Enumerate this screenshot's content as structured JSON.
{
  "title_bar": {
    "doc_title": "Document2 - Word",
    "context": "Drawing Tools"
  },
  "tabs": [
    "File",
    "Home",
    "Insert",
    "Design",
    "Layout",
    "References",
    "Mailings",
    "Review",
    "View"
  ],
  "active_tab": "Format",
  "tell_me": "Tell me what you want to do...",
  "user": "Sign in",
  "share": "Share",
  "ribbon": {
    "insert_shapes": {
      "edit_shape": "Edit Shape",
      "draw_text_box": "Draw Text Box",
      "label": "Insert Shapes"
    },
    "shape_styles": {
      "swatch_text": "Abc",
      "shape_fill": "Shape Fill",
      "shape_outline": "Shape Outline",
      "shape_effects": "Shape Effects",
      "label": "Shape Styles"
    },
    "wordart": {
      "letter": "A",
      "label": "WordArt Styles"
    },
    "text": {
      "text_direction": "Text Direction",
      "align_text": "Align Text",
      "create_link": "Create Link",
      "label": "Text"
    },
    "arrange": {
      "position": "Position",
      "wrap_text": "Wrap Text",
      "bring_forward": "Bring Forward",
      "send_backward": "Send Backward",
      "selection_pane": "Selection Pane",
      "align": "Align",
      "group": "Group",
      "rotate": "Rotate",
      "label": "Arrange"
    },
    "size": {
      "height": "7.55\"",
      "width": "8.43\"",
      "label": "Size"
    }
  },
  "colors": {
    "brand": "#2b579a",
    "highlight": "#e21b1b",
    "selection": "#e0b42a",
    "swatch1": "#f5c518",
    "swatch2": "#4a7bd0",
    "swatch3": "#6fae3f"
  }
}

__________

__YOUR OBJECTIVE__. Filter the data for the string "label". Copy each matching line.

__ANSWER FOR THIS EXERCISE__.
      "label": "Insert Shapes"
      "label": "Shape Styles"
      "label": "WordArt Styles"
      "label": "Text"
      "label": "Arrange"
      "label": "Size"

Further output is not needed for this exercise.